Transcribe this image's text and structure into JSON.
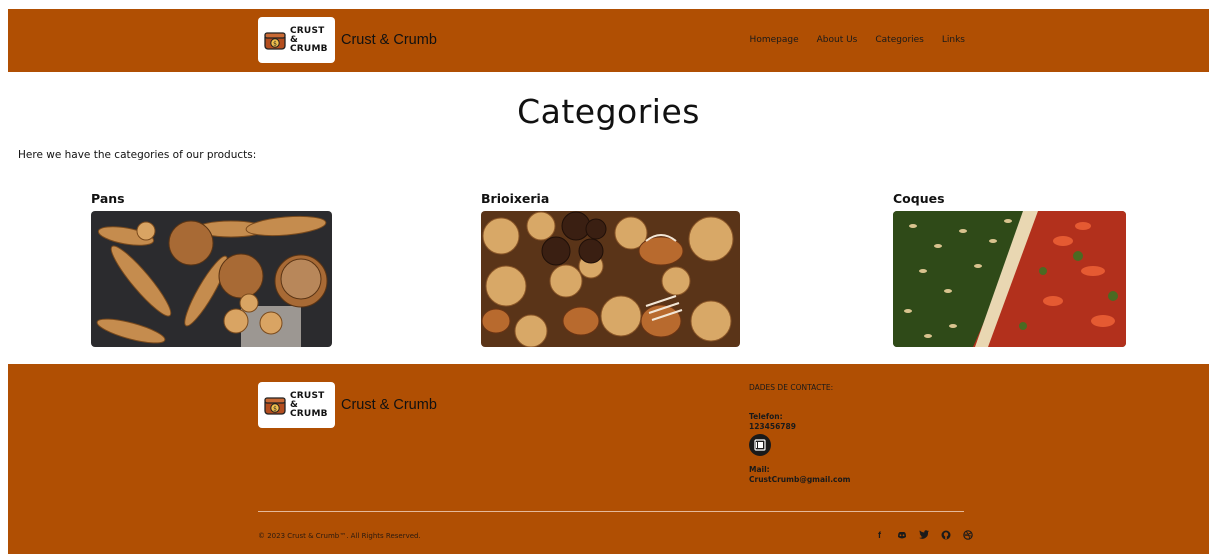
{
  "brand": {
    "name": "Crust & Crumb",
    "logo_lines": [
      "CRUST",
      "&",
      "CRUMB"
    ]
  },
  "nav": {
    "links": [
      "Homepage",
      "About Us",
      "Categories",
      "Links"
    ]
  },
  "page": {
    "title": "Categories",
    "intro": "Here we have the categories of our products:"
  },
  "categories": [
    {
      "name": "Pans"
    },
    {
      "name": "Brioixeria"
    },
    {
      "name": "Coques"
    }
  ],
  "footer": {
    "contact_header": "DADES DE CONTACTE:",
    "phone_label": "Telefon:",
    "phone": "123456789",
    "mail_label": "Mail:",
    "mail": "CrustCrumb@gmail.com",
    "copyright": "© 2023 Crust & Crumb™. All Rights Reserved.",
    "social_icons": [
      "facebook-icon",
      "discord-icon",
      "twitter-icon",
      "github-icon",
      "dribbble-icon"
    ]
  },
  "colors": {
    "brand_orange": "#b04f03",
    "text_dark": "#111111"
  }
}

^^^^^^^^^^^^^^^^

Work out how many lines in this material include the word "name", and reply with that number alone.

4